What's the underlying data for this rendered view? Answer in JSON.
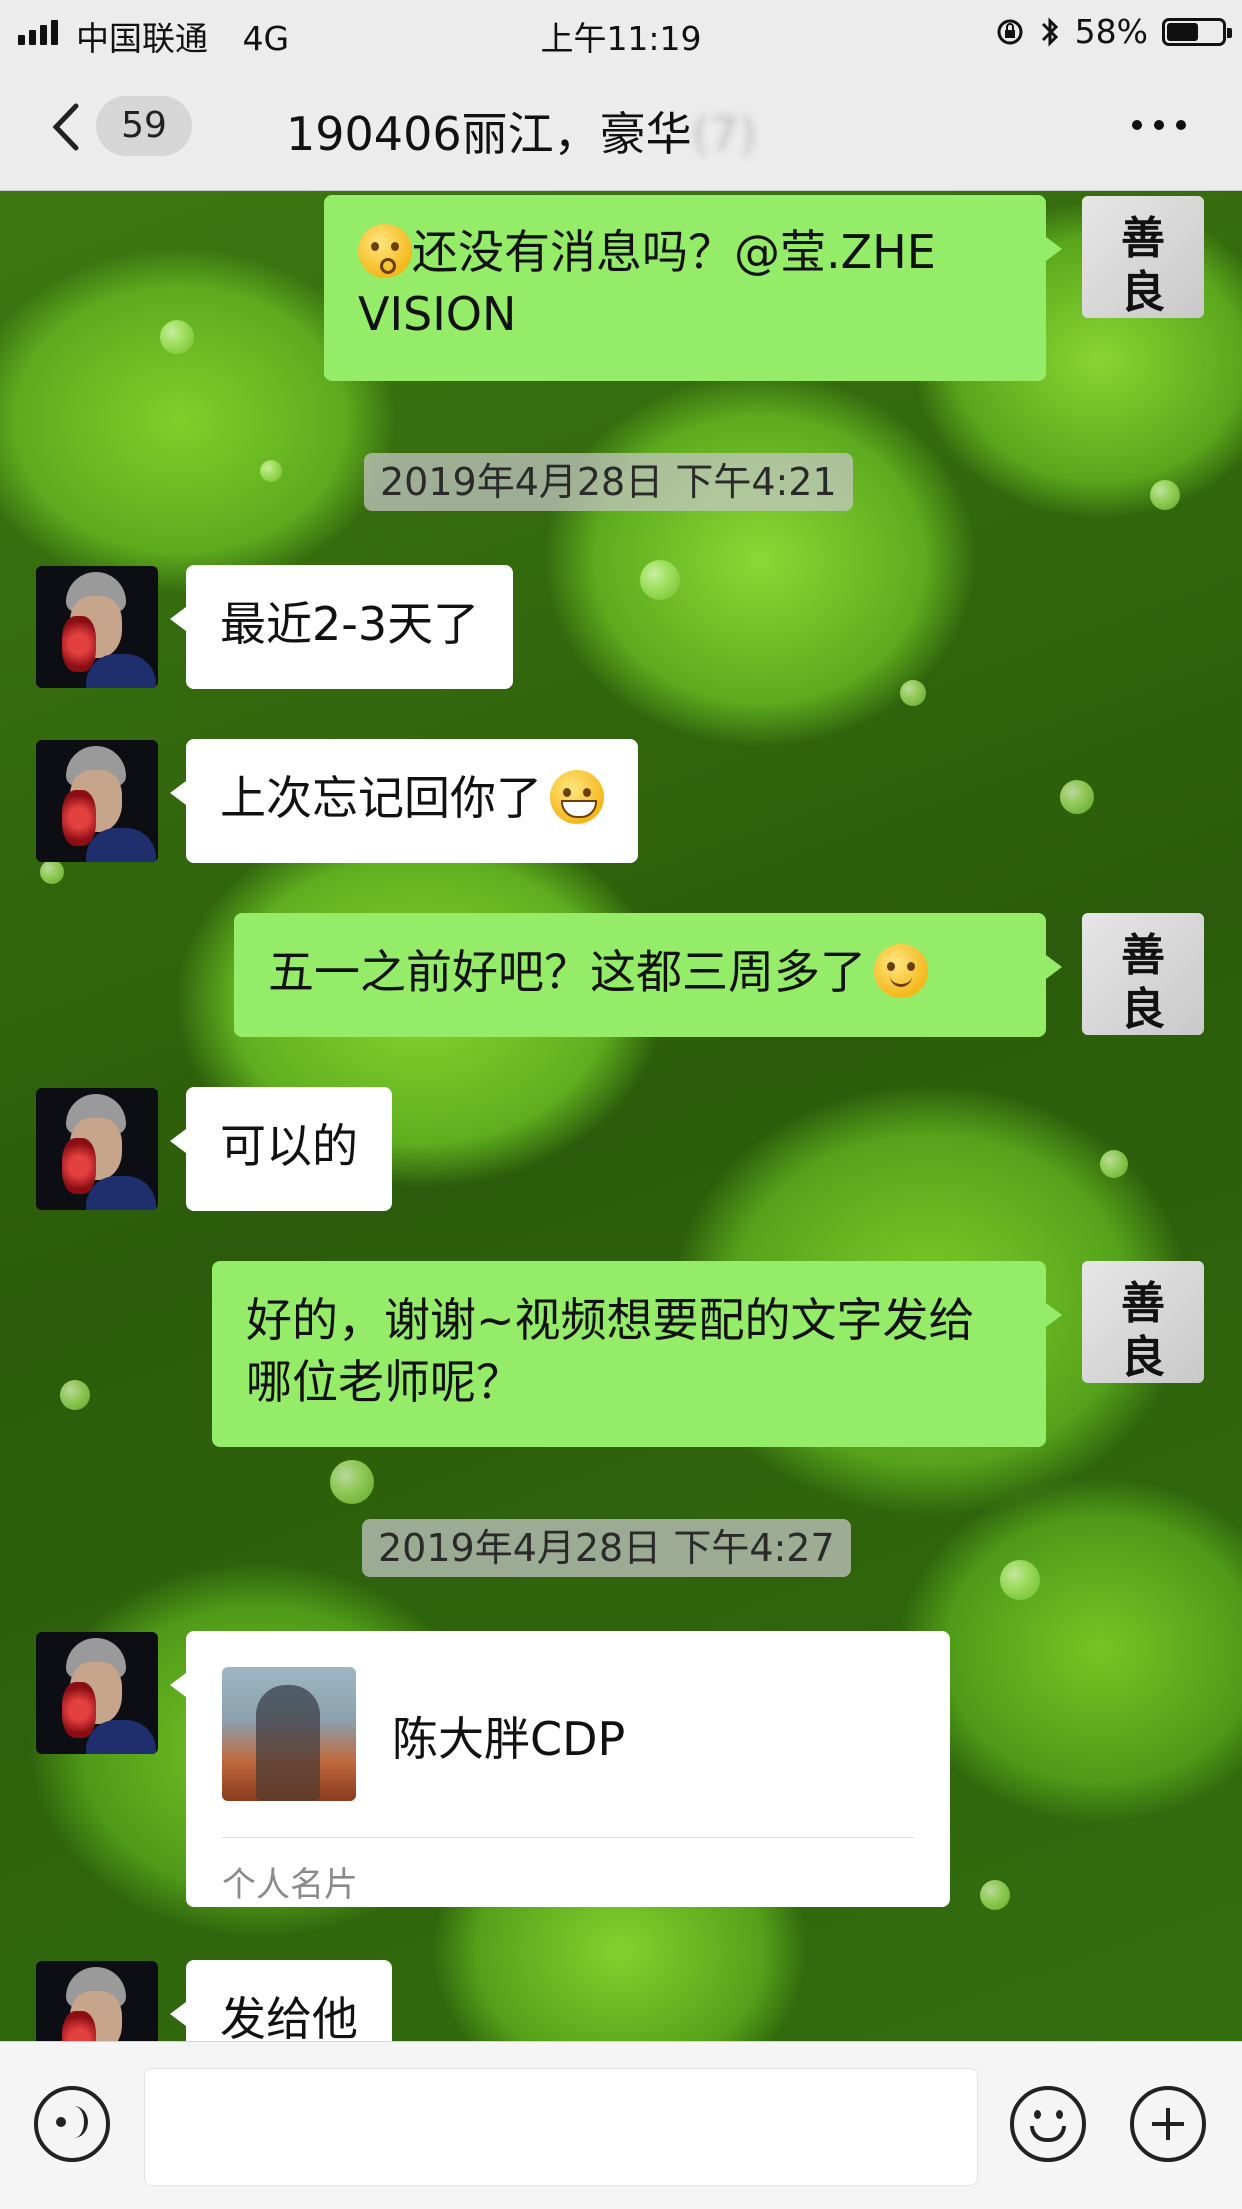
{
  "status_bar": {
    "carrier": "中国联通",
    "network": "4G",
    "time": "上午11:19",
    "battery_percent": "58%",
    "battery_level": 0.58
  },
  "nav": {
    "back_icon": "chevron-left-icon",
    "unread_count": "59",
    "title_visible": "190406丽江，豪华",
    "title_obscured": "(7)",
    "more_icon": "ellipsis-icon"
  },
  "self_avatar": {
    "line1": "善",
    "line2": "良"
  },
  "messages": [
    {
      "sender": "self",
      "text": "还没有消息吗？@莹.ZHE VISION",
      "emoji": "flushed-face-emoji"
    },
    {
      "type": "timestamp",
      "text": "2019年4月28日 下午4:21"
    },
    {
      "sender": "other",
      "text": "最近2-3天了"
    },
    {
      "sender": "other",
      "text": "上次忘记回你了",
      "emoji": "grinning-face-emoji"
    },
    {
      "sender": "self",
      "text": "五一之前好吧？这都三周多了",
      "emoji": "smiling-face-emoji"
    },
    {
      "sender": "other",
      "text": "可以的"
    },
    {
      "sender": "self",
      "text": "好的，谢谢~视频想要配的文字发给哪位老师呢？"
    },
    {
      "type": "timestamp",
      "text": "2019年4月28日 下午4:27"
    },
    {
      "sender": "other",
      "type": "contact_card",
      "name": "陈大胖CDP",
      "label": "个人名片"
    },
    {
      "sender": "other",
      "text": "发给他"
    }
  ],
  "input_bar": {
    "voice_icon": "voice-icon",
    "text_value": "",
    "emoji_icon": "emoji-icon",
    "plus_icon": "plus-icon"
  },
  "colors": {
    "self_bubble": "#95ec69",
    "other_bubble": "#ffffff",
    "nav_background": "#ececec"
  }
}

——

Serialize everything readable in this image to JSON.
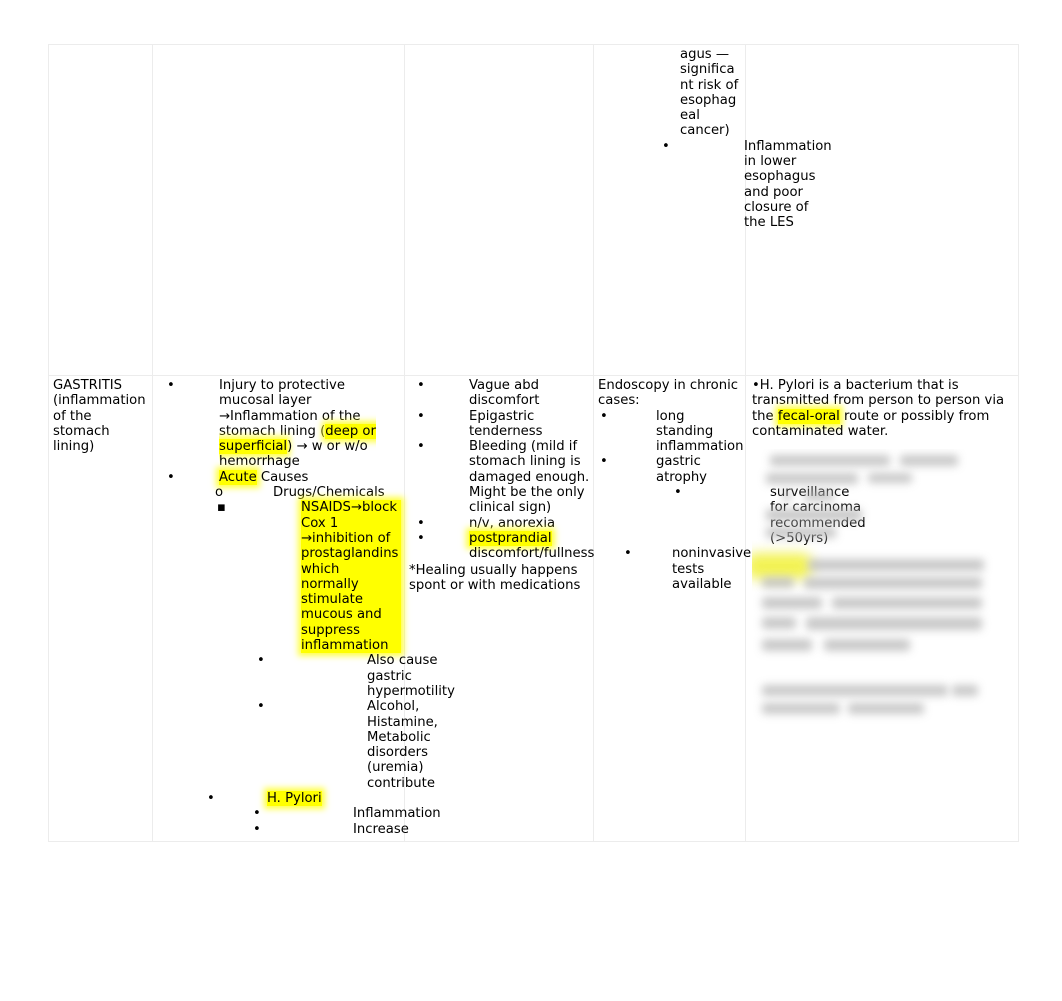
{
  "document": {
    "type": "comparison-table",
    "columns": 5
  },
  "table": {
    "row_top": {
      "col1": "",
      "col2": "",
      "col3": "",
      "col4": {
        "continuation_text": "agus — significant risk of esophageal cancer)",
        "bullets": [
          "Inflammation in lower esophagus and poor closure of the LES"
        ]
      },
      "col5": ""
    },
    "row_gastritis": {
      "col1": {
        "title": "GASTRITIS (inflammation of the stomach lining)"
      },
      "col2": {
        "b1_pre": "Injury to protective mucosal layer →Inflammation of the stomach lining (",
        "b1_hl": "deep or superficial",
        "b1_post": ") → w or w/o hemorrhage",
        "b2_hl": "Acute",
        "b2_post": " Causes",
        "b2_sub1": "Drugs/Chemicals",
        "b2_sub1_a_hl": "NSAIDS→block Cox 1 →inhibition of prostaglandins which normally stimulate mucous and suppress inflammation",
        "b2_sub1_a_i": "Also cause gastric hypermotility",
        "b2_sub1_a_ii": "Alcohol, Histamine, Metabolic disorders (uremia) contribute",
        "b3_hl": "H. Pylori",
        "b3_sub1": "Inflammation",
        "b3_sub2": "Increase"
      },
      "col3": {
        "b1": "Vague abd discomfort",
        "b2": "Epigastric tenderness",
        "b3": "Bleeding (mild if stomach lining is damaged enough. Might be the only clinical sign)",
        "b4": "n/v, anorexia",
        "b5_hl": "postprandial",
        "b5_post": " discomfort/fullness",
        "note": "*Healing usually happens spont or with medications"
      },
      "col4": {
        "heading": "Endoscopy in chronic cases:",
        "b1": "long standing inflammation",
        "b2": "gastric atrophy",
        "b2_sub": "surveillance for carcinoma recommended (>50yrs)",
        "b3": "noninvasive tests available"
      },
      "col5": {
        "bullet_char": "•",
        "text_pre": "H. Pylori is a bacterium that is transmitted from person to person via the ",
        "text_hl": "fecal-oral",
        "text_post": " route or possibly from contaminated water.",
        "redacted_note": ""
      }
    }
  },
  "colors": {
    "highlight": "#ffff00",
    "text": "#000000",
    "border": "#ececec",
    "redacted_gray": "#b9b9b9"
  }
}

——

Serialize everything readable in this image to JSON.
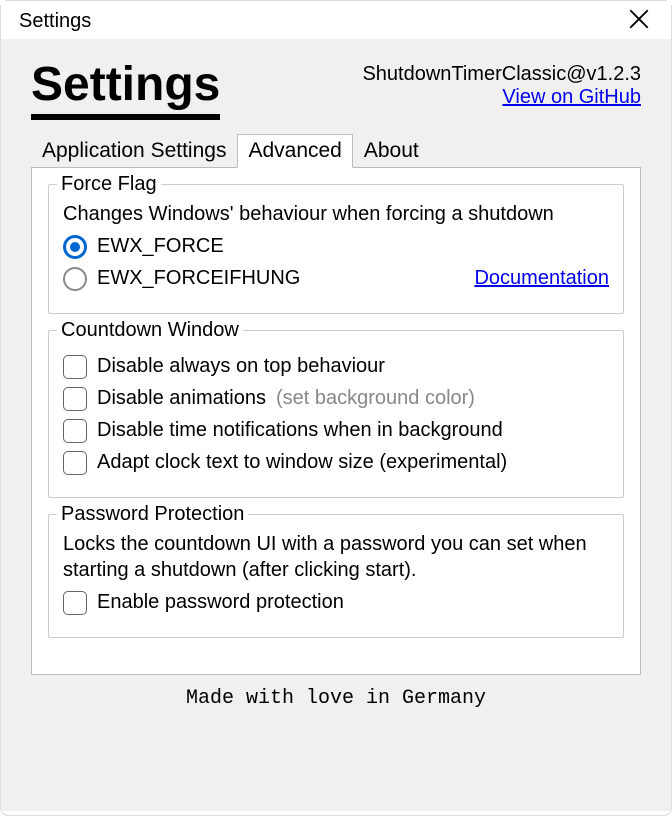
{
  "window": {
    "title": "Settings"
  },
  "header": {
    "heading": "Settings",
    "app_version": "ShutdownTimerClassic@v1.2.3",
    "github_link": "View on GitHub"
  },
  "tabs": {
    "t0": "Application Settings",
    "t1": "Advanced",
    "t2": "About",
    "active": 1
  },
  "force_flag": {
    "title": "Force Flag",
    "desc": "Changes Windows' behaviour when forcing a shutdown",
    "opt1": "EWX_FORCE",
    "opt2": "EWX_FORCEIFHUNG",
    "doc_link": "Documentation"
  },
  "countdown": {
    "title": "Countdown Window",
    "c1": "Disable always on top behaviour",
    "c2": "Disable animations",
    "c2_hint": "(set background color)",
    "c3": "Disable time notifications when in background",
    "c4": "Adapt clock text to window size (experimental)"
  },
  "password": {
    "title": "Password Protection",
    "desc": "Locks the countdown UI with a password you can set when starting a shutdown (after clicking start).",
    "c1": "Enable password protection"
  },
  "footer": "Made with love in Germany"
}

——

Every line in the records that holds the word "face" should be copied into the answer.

■ **Response to this exercise**:
      "emoji": "flushed-face-emoji"
      "emoji": "grinning-face-emoji"
      "emoji": "smiling-face-emoji"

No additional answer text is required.